As I stood in line at the pack-n-ship place in town, an elderly farmer came in. An instant character, raw-boned, scarecrow-thin, with a driftwood face and a jujube-size cyst on the edge of his left eyelid. Baggy, sun-faded denims with permanent dirt stains on the seat and a washed-out, long-sleeved gray shirt sagged on his clothesline frame. The wind had combed his pure white hair for him, and on his shoulder hung a homemade canvas fruit picking bag, as if he'd wandered in directly from a grove.
He seemed a bit antsy, and I had fifty pounds of books to ship, so I let him go ahead of me in line. He smelled of dirt and weedkiller, sunshine and old-guy sweat.
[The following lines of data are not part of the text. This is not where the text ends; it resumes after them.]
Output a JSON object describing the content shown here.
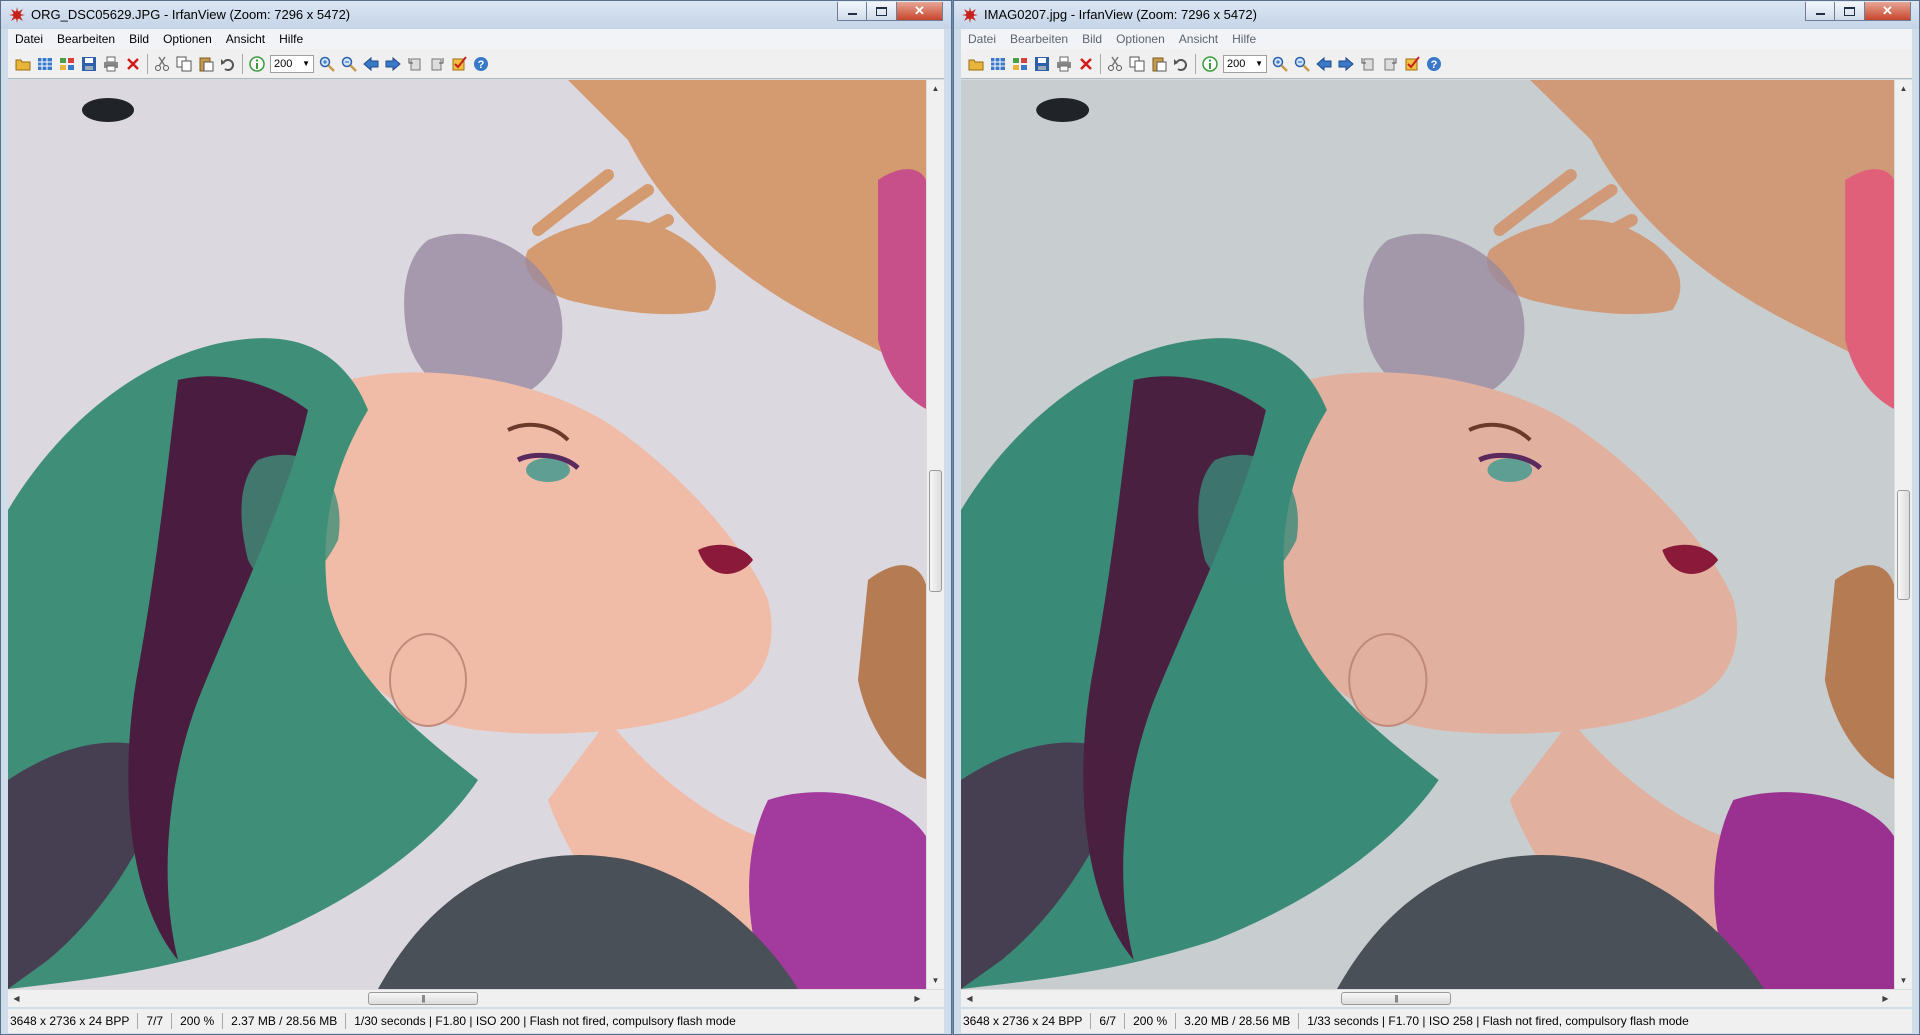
{
  "windows": {
    "left": {
      "title": "ORG_DSC05629.JPG - IrfanView (Zoom: 7296 x 5472)",
      "zoom_value": "200",
      "status": {
        "dimensions": "3648 x 2736 x 24 BPP",
        "index": "7/7",
        "zoom": "200 %",
        "size": "2.37 MB / 28.56 MB",
        "exif": "1/30 seconds  |  F1.80  |  ISO 200  |  Flash not fired, compulsory flash mode"
      }
    },
    "right": {
      "title": "IMAG0207.jpg - IrfanView (Zoom: 7296 x 5472)",
      "zoom_value": "200",
      "status": {
        "dimensions": "3648 x 2736 x 24 BPP",
        "index": "6/7",
        "zoom": "200 %",
        "size": "3.20 MB / 28.56 MB",
        "exif": "1/33 seconds  |  F1.70  |  ISO 258  |  Flash not fired, compulsory flash mode"
      }
    }
  },
  "menu": [
    "Datei",
    "Bearbeiten",
    "Bild",
    "Optionen",
    "Ansicht",
    "Hilfe"
  ],
  "toolbar_icons": [
    "open-icon",
    "thumbnails-icon",
    "slideshow-icon",
    "save-icon",
    "print-icon",
    "delete-icon",
    "cut-icon",
    "copy-icon",
    "paste-icon",
    "undo-icon",
    "info-icon",
    "zoom-in-icon",
    "zoom-out-icon",
    "previous-icon",
    "next-icon",
    "rotate-left-icon",
    "rotate-right-icon",
    "settings-icon",
    "help-icon"
  ],
  "colors": {
    "title_bar": "#c4d4e7",
    "close_button": "#c7452c",
    "hair_green": "#3f8f78",
    "hair_purple": "#4a1d40",
    "skin_left": "#f0bca8",
    "skin_right": "#e2b09e",
    "dress": "#a33a9e"
  }
}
He told the clerk he wanted to ship the grapefruit in his bag, which the clerk immediately informed him that he couldn't do. Florida currently prohibits private shipping fruit out of state to prevent the spread of citrus canker.
"It's goin'-a Washington D.C.," the farmer told the clerk. "They doan have no groves so they doan care 'bout the canker."
The clerk turned him down a second time and went to answer the phone. The farmer turned to me and asked if the post office would ship his fruit. I told him that, as far as I knew, no one would. While we were waiting for the clerk, the farmer took a grapefruit from his bag and held it out for me to admire.
I eyed what looked like a pale yellow cantelope, with faint rain-mold streaks on the rind (this is a sign of authentic homegrown; the streaks are always washed off commercially-sold fruit, which is sometimes also dyed and waxed.) I'm not exaggerating on the size, either -- it had to be the largest grapefruit I've ever seen. The farmer told me his trees often produced eight pounders. I imagined he spent a lot of time shoring up his trees with cotton ties and two by twos to keep the weight of the fruit from snapping the branches.
I love grapefruit, and miss it terribly (I haven't been able to eat it for six months because it reacts with my medications) but that farmer's goliath specimen made me uneasy. He mentioned his graefruit were very juicy and full of seeds, but what else was in them? What was he using as fertilizer? Had he planted his trees over some septic tanks? Why bring a bag of just-picked grapefruit directly from the grove to a shipper? Anyone even remotely involved with citrus knows the state law; I know it. And why so adamant to send it to Washington D.C.?
I never thought something as ordinary as a grapefruit could give me the creeps, but that one did.
The clerk finally got off the phone, and for the third time refused to ship the grapefruit for the farmer. The farmer asked if he brought in a box to the post office and didn't say there was grapefuit in it, would they ship it? I shrugged. The clerk said it was between him and his conscience. The farmer bought a big box from the clerk, paid for it in quarters and ambled out.
I may have acted non-committal, but I doubted the farmer would get his fruit past the folks at the post office. Grapefruit has a distinctive smell, very sharp-bitter, that is especially intense if the rind is bruised or scored. Unless he seals the shipment in plastic, the odor will give it away.
The encounter got to me, though. By the time I shipped my boxes and returned to my car, I had worked out in my head five different ways to explain the farmer and his strange fruit:
1. A love gift to the farmer's old flame, who is dying of cancer in some hospital in Washington. A nurse will open the box for her and try to whisk it away, her rich husband will veto that, peel one and listen to her talk about the farmer as he feeds her the sections one by one.
2. Shrapnel bombs disguised as grapefruit, being sent to a certain Congressional Committee that has pissed off that farmer for the last time.
3. The final volley in a life-long feud between two brothers: one who got rich selling out the citrus industry as a lobbyist while his brother stayed home to farm the family groves (lobbyist brother has just been convicted in the Abramoff scandal, has lost everything, and is going to jail.)
4. Alien pods carrying something much worse than canker to Washington.
5. Grandpa's annual late-January, post-harvest box, sent as a gift to his son, daughter-in-law and grandkids, who will have to give half away to the neighbors, who will look at the size of them and wonder what the hell we have in the water here in Florida. One of the grandkids will dig out the designer tulip bulbs in her mother's windowbox and plant some of the seeds.
Or the whole thing could serve as the topic of a writer's weblog post on the method she uses to sketch out story ideas to get them out of her thoughts, onto paper and into a file so she can work on the WIP without mutant citrus dancing in her head.
How do you writers out there deal with your strange fruit?